Some of the teenage girls caught in a South Auckland underage prostitution operation this week were being pimped out by gang members who offered them accommodation and drugs in return for sex.
The two-week operation saw 25 arrests on charges including engaging in sexual activity with teenage girls.
It also saw 16 young people - including a 15-year-old boy and girls as young as 13 - being removed from the streets and returned to their families. Some were placed into the care of Child, Youth and Family.
Detective Senior Sergeant Dave Pizzini said the operation - which finished on Wednesday with the execution of a number of search warrants - followed six weeks of intelligence gathering.
"We have known anecdotally that underage prostitution has been alive and well and we know that through some historic sexual abuse investigations."
One of those cases involved the abduction and rape of a 12-year-old prostitute, which was solved a few months ago when the offender gave a voluntary DNA sample.
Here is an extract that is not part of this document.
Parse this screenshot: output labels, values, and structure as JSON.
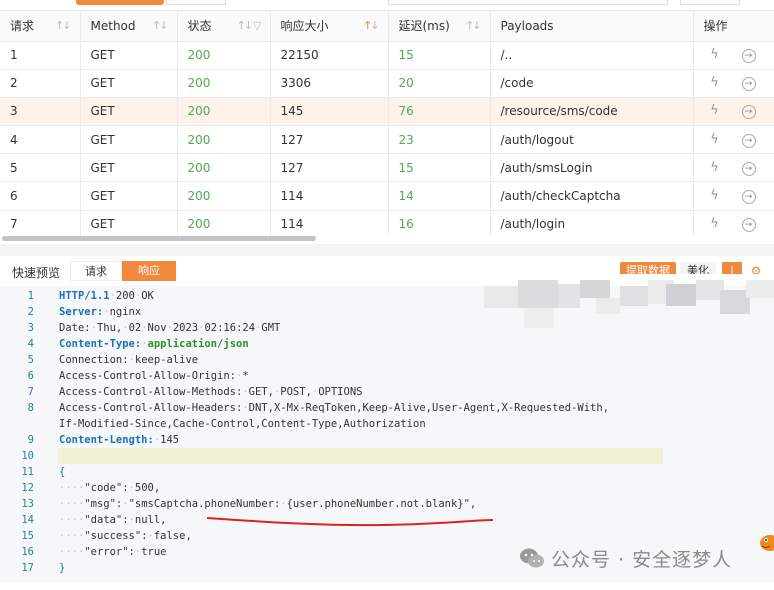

During the intelligence gathering period, police found a number of young people working on the streets and a large number of people prepared to pay for underage sex. They became familiar with who was organising the teens, who was frequently picking them up and who in particular was looking for underage prostitutes.
Mr Pizzini said that during the operation police arrested 25 people of varying ages on a wide variety of charges. They are all before the courts.
The 16 young people who were picked up were "all actively engaged in offering commercial sexual services on the streets".
Mr Pizzini said some were also living in gang homes where they were controlled by pimps who exchanged sex for accommodation, food and drugs.
He said the last two weeks was "just the start" of a crackdown.
CRACKDOWN CLEARS CORNER
It appeared last night that the police underage prostitution crackdown had scared off the working girls of South Auckland.
Hunters Corner - a stretch of shops in Papatoetoe which is a favourite hangout for prostitutes soliciting business - had only teenage street gangs patrolling the suburb.
And in Otara there were no obvious sex workers on the streets.
However, sitting outside public toilets, opposite the RSA in the Manurewa shopping centre carpark, two women - aged in their 30s and 40s respectively - told the Herald that they hadn't heard about the crackdown but they didn't let young girls on their turf anyway.
"We don't want them around here," one of the women said.
"We're allowed to bash them if they come round here."
However, the pair didn't elaborate on who gave them the right to get rid of the girls.
- Alanah May Eriksen